YOUR INSTRUCTIONS >> Tally the lines in the entries below where the string "Save" occurs. Reply with the total alone.

─── DATA PROVIDED ───

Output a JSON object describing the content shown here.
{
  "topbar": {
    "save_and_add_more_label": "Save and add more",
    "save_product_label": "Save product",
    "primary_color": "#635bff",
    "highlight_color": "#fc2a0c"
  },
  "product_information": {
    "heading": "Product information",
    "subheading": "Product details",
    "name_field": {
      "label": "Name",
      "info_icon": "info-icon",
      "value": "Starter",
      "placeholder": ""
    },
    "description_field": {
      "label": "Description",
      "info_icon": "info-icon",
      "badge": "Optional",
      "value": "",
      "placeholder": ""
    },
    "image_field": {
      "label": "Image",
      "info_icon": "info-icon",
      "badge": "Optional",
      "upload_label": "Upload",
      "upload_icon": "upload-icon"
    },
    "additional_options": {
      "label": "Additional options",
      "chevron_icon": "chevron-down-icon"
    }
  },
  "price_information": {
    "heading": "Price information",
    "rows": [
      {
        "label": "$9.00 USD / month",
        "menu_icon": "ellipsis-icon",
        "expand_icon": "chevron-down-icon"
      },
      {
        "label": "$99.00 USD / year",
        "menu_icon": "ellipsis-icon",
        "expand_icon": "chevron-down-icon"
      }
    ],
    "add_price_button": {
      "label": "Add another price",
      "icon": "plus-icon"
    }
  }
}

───

SOLVED EXERCISE >> 2